Listed records:
- Opening Delimiter -

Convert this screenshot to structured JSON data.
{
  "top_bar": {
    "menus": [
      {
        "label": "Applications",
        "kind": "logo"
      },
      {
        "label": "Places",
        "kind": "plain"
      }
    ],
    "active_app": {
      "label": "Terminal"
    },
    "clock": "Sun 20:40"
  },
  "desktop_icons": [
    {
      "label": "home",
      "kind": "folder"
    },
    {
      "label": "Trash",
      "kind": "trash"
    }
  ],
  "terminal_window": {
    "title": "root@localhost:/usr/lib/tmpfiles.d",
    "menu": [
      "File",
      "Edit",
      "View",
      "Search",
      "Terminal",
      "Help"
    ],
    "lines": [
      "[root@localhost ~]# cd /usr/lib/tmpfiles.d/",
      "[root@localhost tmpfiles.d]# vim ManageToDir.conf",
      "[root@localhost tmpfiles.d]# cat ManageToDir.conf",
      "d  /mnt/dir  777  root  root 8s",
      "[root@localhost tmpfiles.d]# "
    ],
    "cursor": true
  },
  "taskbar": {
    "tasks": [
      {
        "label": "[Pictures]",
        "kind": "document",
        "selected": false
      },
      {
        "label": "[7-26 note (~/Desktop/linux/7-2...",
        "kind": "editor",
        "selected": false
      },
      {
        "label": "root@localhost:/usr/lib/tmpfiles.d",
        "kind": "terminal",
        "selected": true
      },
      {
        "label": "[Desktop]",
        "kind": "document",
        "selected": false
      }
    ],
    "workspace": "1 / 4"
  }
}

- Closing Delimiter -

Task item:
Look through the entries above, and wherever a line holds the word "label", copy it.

Reply:
        "label": "Applications",
        "label": "Places",
      "label": "Terminal"
      "label": "home",
      "label": "Trash",
        "label": "[Pictures]",
        "label": "[7-26 note (~/Desktop/linux/7-2...",
        "label": "root@localhost:/usr/lib/tmpfiles.d",
        "label": "[Desktop]",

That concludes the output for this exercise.